She also indulged in her passion for documenting the world around her with homemade films, recordings, and collections, assembling one of the most intriguing insights into American life of the second half of the twentieth century. Vivian Maier was an intensely private and guarded person, carrying with her a sense of mystery. It was these characteristics that aided her in her street photography, always remaining from the public eye so she could genuinely capture rare and candid moments of day-to-day life.
It was not until 2007 (two years before her death) that Maier’s large body of work was discovered. Her photographs were uncovered at a local thrift auction house on Chicago’s Northwest Side by the man – John Maloof. From there, her photographs would unknowingly impact the world and change the life of the man who brought her work to the public eye.
Over the course of her career, Maier used numerous SLR cameras, including a Rolleiflex 3.5T, Rolleiflex 3.5F, Rolleiflex 2.8C, Rolleiflex Automat and several others.
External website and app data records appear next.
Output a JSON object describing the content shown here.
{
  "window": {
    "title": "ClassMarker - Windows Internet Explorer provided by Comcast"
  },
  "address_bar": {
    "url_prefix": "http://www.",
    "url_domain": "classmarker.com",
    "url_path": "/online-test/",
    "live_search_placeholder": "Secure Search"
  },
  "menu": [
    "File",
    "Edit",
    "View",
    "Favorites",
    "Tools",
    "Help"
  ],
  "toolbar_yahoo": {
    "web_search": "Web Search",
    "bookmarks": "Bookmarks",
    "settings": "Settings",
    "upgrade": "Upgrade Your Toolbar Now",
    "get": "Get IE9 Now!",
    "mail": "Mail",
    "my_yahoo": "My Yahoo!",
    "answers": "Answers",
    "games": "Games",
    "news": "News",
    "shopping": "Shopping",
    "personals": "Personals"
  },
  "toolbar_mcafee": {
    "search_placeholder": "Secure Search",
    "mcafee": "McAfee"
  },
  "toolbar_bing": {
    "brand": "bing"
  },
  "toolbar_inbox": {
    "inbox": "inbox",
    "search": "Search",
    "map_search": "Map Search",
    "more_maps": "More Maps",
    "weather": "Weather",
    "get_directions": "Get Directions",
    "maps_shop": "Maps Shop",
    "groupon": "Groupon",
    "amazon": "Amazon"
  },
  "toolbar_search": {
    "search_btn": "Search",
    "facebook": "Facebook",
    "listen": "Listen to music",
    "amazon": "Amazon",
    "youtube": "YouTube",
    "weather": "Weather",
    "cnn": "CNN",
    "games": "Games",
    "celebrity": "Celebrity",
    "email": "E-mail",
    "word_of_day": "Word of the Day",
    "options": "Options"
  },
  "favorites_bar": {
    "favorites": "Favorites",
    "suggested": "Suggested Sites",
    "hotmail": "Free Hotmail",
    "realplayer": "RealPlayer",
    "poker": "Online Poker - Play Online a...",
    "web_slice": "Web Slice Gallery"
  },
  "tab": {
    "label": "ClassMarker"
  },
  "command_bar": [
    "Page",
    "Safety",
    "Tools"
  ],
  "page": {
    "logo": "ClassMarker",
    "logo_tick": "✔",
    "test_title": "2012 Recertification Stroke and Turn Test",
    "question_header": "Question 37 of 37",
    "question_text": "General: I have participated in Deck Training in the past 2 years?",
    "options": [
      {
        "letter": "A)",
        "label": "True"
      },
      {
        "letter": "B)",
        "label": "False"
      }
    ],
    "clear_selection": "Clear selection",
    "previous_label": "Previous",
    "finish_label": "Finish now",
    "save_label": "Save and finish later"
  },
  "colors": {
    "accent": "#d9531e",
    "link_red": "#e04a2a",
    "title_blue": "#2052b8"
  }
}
She also later used a Leica IIIc, an Ihagee Exakta, a Zeiss Contarex and various other SLR cameras.
With the growing popularity of film photography, these cameras are still available to live out your Vivian Maier fantasies if you are lucky enough to find one!
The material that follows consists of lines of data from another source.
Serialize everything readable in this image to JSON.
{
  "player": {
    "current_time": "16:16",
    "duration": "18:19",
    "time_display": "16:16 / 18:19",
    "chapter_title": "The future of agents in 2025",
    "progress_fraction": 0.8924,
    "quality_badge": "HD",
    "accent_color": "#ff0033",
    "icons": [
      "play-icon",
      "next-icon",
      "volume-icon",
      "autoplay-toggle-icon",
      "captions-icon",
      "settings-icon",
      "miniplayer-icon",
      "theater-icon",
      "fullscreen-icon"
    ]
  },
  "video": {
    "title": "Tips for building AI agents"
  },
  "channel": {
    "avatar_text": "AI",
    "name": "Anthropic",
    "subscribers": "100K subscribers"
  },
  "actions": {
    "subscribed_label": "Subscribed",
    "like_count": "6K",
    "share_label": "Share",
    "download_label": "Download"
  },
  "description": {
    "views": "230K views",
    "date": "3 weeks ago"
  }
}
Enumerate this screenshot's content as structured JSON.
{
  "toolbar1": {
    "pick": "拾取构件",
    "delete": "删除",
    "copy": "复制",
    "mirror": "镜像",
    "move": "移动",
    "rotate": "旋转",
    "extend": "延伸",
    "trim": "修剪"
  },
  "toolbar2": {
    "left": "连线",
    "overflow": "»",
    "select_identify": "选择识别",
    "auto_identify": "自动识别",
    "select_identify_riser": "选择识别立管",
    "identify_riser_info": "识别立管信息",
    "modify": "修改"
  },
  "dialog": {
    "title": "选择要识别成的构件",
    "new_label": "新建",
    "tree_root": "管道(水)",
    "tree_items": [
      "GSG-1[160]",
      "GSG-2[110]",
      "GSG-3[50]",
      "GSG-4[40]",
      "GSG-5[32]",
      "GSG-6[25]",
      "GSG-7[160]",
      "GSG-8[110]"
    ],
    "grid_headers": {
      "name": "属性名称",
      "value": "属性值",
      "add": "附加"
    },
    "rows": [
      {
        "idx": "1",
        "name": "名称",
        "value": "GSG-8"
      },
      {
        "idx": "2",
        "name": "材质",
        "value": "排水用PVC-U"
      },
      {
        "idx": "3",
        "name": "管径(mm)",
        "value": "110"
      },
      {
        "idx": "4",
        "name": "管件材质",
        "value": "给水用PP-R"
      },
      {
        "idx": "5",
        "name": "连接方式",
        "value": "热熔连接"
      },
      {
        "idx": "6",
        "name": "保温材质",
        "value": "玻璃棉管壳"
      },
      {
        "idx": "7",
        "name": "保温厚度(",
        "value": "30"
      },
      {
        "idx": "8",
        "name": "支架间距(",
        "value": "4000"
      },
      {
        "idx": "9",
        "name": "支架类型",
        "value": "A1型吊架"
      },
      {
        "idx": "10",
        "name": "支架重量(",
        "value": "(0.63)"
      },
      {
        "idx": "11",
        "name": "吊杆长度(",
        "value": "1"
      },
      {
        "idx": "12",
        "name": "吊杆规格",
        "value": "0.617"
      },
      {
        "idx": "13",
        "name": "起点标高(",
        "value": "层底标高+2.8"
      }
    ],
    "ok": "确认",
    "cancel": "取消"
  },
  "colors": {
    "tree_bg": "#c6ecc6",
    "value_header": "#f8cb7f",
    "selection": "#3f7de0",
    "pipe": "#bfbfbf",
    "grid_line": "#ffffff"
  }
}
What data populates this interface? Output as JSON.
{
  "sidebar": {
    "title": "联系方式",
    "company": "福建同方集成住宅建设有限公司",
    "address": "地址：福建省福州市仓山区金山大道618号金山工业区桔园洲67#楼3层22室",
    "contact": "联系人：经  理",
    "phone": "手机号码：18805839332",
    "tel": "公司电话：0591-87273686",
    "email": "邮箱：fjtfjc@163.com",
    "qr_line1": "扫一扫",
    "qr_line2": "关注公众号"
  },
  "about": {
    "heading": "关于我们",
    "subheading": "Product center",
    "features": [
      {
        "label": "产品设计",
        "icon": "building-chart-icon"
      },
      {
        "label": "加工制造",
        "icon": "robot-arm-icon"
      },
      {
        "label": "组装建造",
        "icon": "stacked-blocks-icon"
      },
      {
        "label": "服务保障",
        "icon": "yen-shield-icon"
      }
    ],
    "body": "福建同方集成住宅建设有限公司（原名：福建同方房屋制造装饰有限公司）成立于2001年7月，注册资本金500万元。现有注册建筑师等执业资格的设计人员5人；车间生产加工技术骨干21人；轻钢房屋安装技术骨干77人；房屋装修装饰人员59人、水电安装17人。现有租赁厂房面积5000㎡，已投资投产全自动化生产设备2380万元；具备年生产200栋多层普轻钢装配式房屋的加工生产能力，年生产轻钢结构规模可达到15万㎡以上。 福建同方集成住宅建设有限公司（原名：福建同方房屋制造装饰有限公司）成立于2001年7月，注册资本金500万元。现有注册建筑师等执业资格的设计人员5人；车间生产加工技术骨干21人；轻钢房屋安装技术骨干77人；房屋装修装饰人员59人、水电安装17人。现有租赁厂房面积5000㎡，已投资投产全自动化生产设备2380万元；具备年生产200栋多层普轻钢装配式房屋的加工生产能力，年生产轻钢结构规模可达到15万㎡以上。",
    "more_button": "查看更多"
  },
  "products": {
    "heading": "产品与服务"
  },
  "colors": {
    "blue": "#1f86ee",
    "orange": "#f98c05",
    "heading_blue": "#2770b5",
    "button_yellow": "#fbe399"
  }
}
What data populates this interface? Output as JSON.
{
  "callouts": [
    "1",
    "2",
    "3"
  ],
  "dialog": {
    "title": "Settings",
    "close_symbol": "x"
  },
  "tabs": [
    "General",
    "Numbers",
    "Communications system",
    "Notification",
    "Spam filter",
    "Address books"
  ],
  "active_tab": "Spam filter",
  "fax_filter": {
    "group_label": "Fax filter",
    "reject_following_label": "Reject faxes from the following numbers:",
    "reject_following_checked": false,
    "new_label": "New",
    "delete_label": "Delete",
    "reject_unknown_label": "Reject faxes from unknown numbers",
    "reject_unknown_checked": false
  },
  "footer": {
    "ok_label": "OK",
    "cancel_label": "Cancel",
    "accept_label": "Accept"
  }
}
Vivian Maier’s work predominantly depicts black and white images of the people and places where she resided (including New York City and Chicago). Luckily, Maier also took self-portraits, usually of her reflection in storefront windows or simply of her shadows. In doing so, we can put a face to the infamously mysterious, Vivian Maier. In the 1970s, Maier began to shoot more colour street photography, using mostly Kodak Ektachrome 35mm film (which has since unfortunately been discontinued). Her colour work was much more abstract than her earlier black and white street photography. There is a definite shift in her subject matter when you compare her earlier work to the latter.
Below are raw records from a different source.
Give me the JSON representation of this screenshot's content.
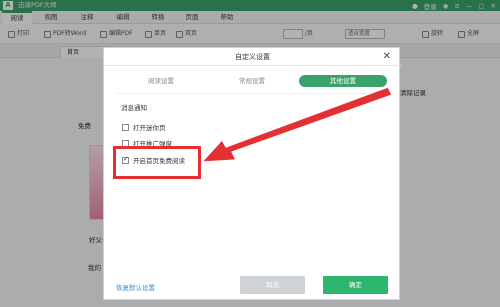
{
  "app": {
    "logo": "A",
    "name": "迅读PDF大师"
  },
  "titlebar": {
    "login": "登录",
    "icons": [
      "wechat-icon",
      "menu-icon",
      "minimize-icon",
      "maximize-icon",
      "close-icon"
    ]
  },
  "menu": {
    "tabs": [
      "阅读",
      "视图",
      "注释",
      "编辑",
      "转换",
      "页面",
      "帮助"
    ],
    "active": "阅读"
  },
  "toolbar": {
    "print": "打印",
    "pdf_to_word": "PDF转Word",
    "edit_pdf": "编辑PDF",
    "single_page": "单页",
    "double_page": "双页",
    "page_sep": "/页",
    "zoom": "适合宽度",
    "rotate": "旋转",
    "fullscreen": "全屏"
  },
  "doc_tab": {
    "label": "首页"
  },
  "background": {
    "free_section": "免费",
    "clear_history": "清除记录",
    "book_left_label": "好父母",
    "my_docs": "我的"
  },
  "dialog": {
    "title": "自定义设置",
    "tabs": [
      "阅读设置",
      "常规设置",
      "其他设置"
    ],
    "active_tab": "其他设置",
    "section_title": "消息通知",
    "options": [
      {
        "label": "打开迷你页",
        "checked": false
      },
      {
        "label": "打开推广弹窗",
        "checked": false
      },
      {
        "label": "开启首页免费阅读",
        "checked": true
      }
    ],
    "restore_defaults": "恢复默认设置",
    "cancel": "取消",
    "ok": "确定"
  },
  "colors": {
    "brand": "#3aa36b",
    "ok_button": "#2fb66e",
    "cancel_button": "#cfd3d5",
    "annotation": "#e23033",
    "link": "#2f8fd6"
  }
}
Vivian Maier really took advantage of natural light and shadows, especially considering that majority of her photographs are in black and white, working with light proved to be necessary to create photographs with high contrast and juxtaposition. She was lucky enough to live in extremely buzzing cities, so she had constant access to imagery of architecture, people, and places.
What fascinates me most about Vivian Maier, is that throughout her entire life, not once did she share her body of work. In fact, she did quite the opposite, she hoarded all her negatives and undeveloped film. I draw a lot of inspiration from Vivian Maier because I find myself naturally imitating her style of work. She almost took her photographs in a ghostly manner, she was rarely seen or heard during the process, and in doing so she could effectively capture these moments of the human condition.
Currently, Vivian Maier’s body of work is being archived and catalogued for the enjoyment of others and for generations to come. Now, with roughly 90% of her archive reconstructed, Vivian Maier’s work is part of the film photography revival and its domination of the photographic industry and its future.